The bright grey gloom around me felt overwhelming in its juxtaposition. The notorious San Francisco fog was hovering and lingering for this day. Many tourists, locals, and waves of people were filtering around the Ferry Building looking at all of the independent shops within its components. I waited around until Andrew Caldwell popped out of nowhere in this dizzying wave of colors, emotions, and movements.
We both seem to be playing a Where’s Waldo? game because it takes us a couple of minutes to find one another. It isn’t easy when neither one of us is wearing a striped red and white shirt.
We enter the Peet’s coffee inside the Ferry Building because coffee is a beautiful remedy.
Andrew laughs and tells me how ridiculous Americans are with their addiction to coffee. I laugh and tell him, “It’s one amazing addiction.” A kind gesture occurs where he pays for my coffee and I figure that’s just his vacation money budget.
Afterwards we end up hanging around the area where you have a grand view of the lesser known Bay Bridge. The one that connects San Francisco to Oakland. It is interesting when a couple of girls come by to ask Andrew to take their picture with Instagram. Who knew 6’5 and an Australian accent would help me figure out that this Instagram app would become a big hit.
He talks about figuring out what city he could build a potential startup in. He just so happened to find himself in San Francisco as his first international city in his trip that would end up spanning multiple months across four different continents and crazy adventures.
The rest of the interaction becomes a walking tour of the Mission District where we shared ideas and thoughts about our near futures. I talk to him about my blog being a means to gather my ideas on paper to figure out the next course of action. He speaks about his past experiences in the working world and his recent trip across Australia. He wants to see many cities around the world to try out the traveler lifestyle and figure out if he would want to reside in any of the cities he would travel to.
He also tells me about the blogging community and the bloggers that he wants to meet. I agree with him about the type of bloggers that seem authentic. At this point in the thick, atmospheric fog he uses his cynical wit to help me understand the motivations behind people and what determines success. It all seems a bit vague but delivery is just as important as authenticity.
This would be a crossroads for my personal blog because this interaction would slowly change my mission towards meeting people. This would be a crossroads for him as he would figure out his own conclusions about traveling through the months.
A small interaction at two people’s crossroads can change things for the better, even if it is absolutely tiny. At the very least it helps me write around 500 interesting, vivid words and at best I find moments to discover.

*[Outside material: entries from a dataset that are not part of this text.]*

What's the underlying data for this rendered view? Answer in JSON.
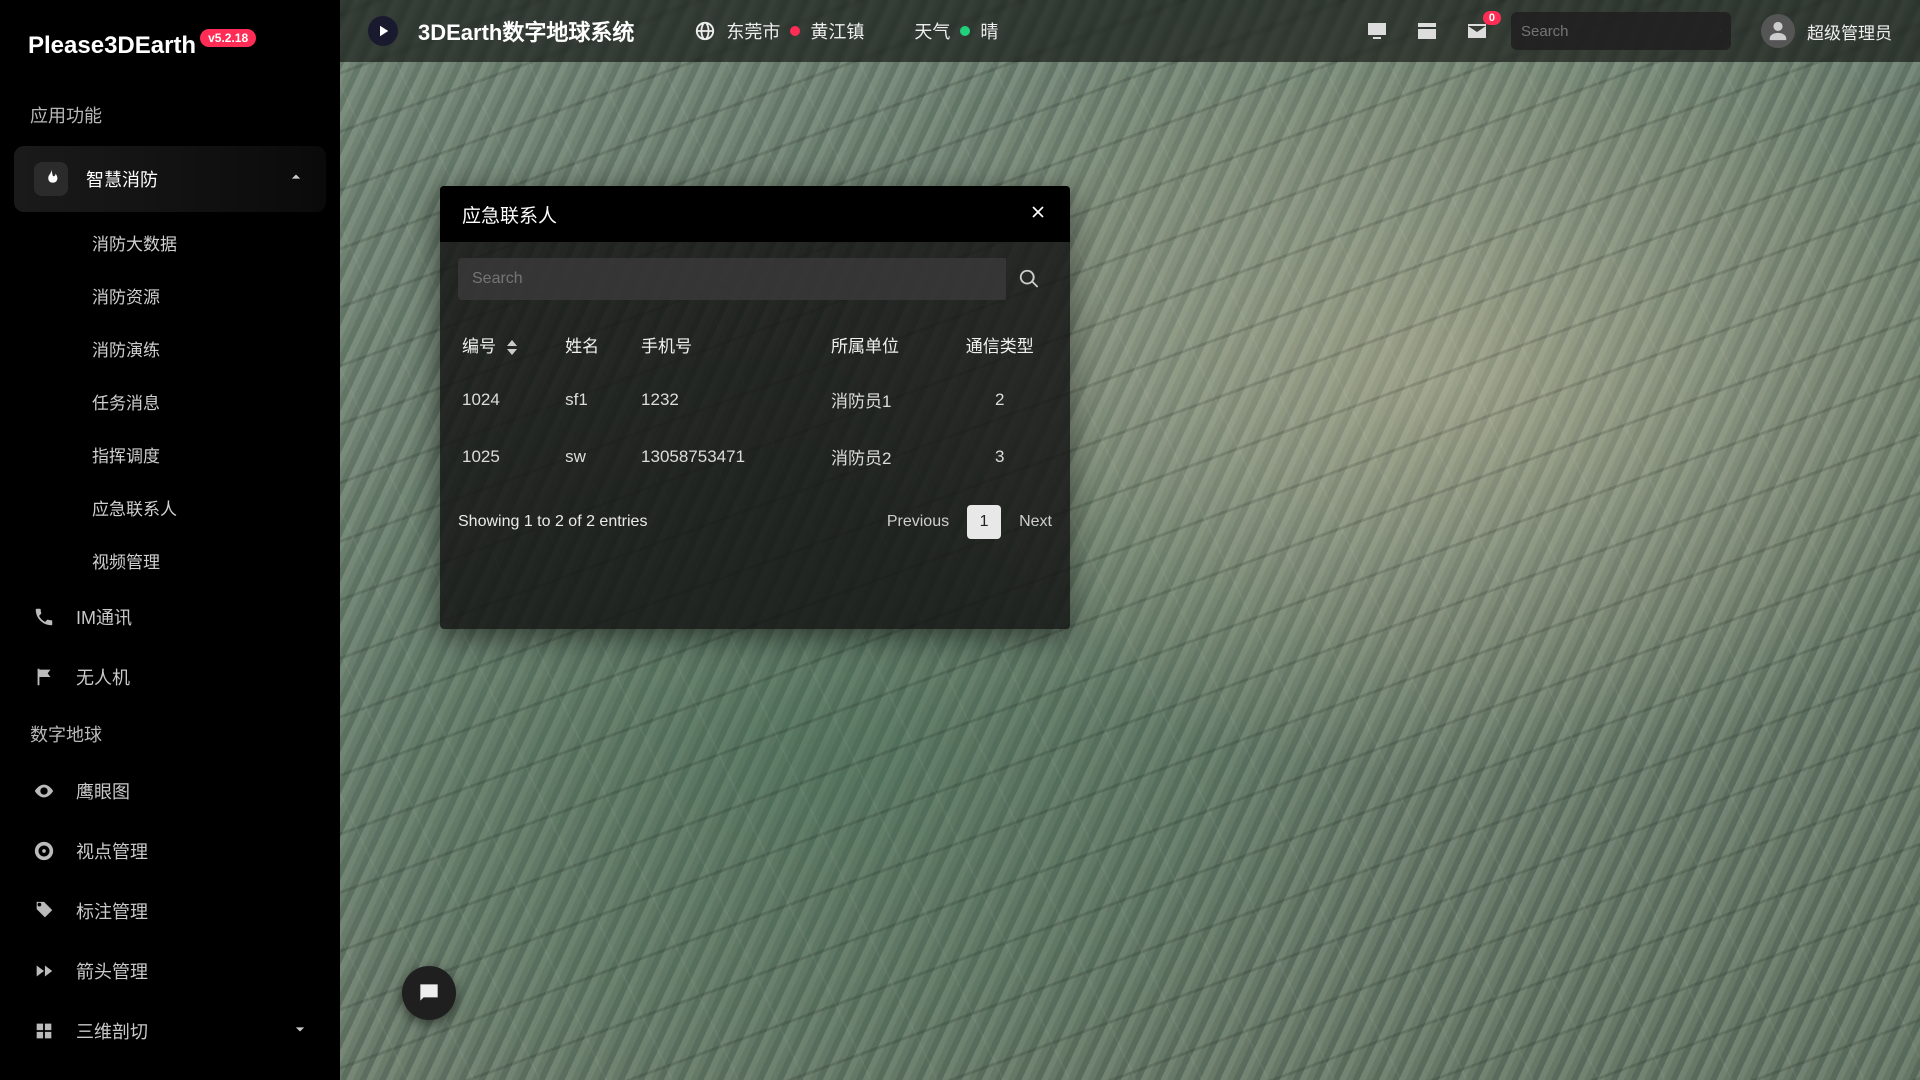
{
  "brand": {
    "name": "Please3DEarth",
    "version": "v5.2.18"
  },
  "sidebar": {
    "section1_title": "应用功能",
    "parent": {
      "label": "智慧消防"
    },
    "subs": [
      "消防大数据",
      "消防资源",
      "消防演练",
      "任务消息",
      "指挥调度",
      "应急联系人",
      "视频管理"
    ],
    "items_after": [
      {
        "label": "IM通讯",
        "icon": "phone"
      },
      {
        "label": "无人机",
        "icon": "flag"
      }
    ],
    "section2_title": "数字地球",
    "earth_items": [
      {
        "label": "鹰眼图",
        "icon": "eye"
      },
      {
        "label": "视点管理",
        "icon": "target"
      },
      {
        "label": "标注管理",
        "icon": "tag"
      },
      {
        "label": "箭头管理",
        "icon": "forward"
      },
      {
        "label": "三维剖切",
        "icon": "cut",
        "chev": true
      }
    ]
  },
  "topbar": {
    "app_title": "3DEarth数字地球系统",
    "city": "东莞市",
    "district": "黄江镇",
    "weather_label": "天气",
    "weather_value": "晴",
    "search_placeholder": "Search",
    "badge_count": "0",
    "user_name": "超级管理员"
  },
  "panel": {
    "title": "应急联系人",
    "search_placeholder": "Search",
    "columns": [
      "编号",
      "姓名",
      "手机号",
      "所属单位",
      "通信类型"
    ],
    "rows": [
      {
        "c0": "1024",
        "c1": "sf1",
        "c2": "1232",
        "c3": "消防员1",
        "c4": "2"
      },
      {
        "c0": "1025",
        "c1": "sw",
        "c2": "13058753471",
        "c3": "消防员2",
        "c4": "3"
      }
    ],
    "entries_text": "Showing 1 to 2 of 2 entries",
    "previous": "Previous",
    "next": "Next",
    "page_current": "1"
  }
}
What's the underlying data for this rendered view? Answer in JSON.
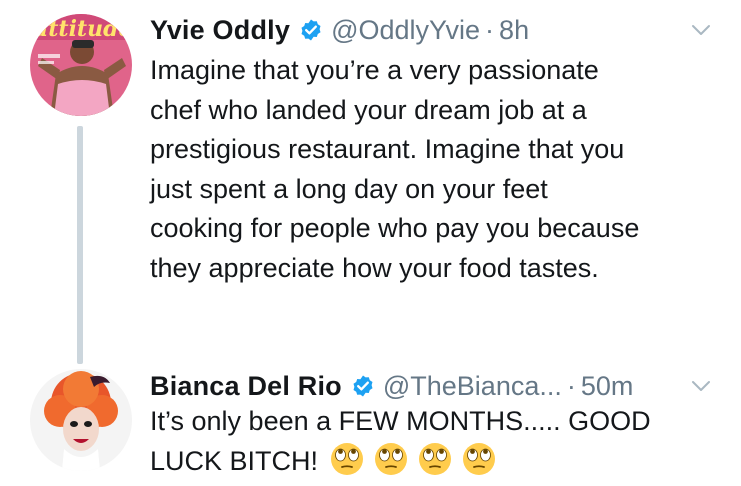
{
  "tweets": [
    {
      "display_name": "Yvie Oddly",
      "handle": "@OddlyYvie",
      "separator": "·",
      "timestamp": "8h",
      "text_lines": [
        "Imagine that you’re a very passionate",
        "chef who landed your dream job at a",
        "prestigious restaurant. Imagine that you",
        "just spent a long day on your feet",
        "cooking for people who pay you because",
        "they appreciate how your food tastes."
      ],
      "avatar_text": "attitude"
    },
    {
      "display_name": "Bianca Del Rio",
      "handle": "@TheBianca...",
      "separator": "·",
      "timestamp": "50m",
      "text_lines": [
        "It’s only been a FEW MONTHS..... GOOD",
        "LUCK BITCH!"
      ],
      "emoji": [
        "face-with-rolling-eyes",
        "face-with-rolling-eyes",
        "face-with-rolling-eyes",
        "face-with-rolling-eyes"
      ]
    }
  ],
  "colors": {
    "verified_blue": "#1da1f2",
    "secondary_text": "#657786",
    "thread_line": "#ccd6dd",
    "emoji_yellow": "#ffcc4d"
  }
}
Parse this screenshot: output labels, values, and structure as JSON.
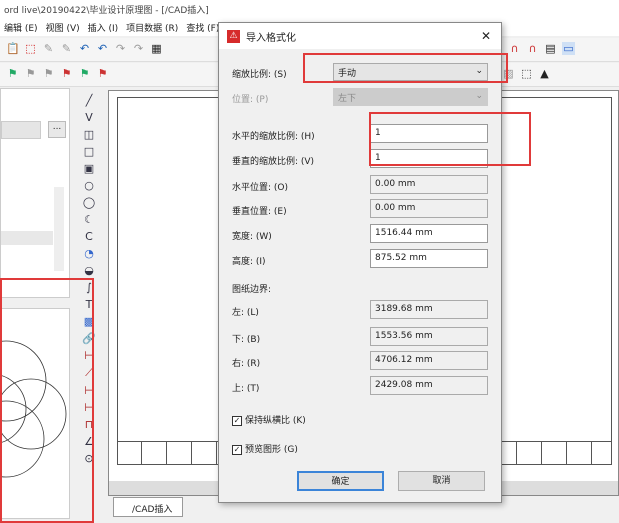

Right before the interaction ends and the BART train hums and echoes through the underground station, Andrew tells me that “You’re beyond your years.” I thank him as he disappears through the closing doors of the train.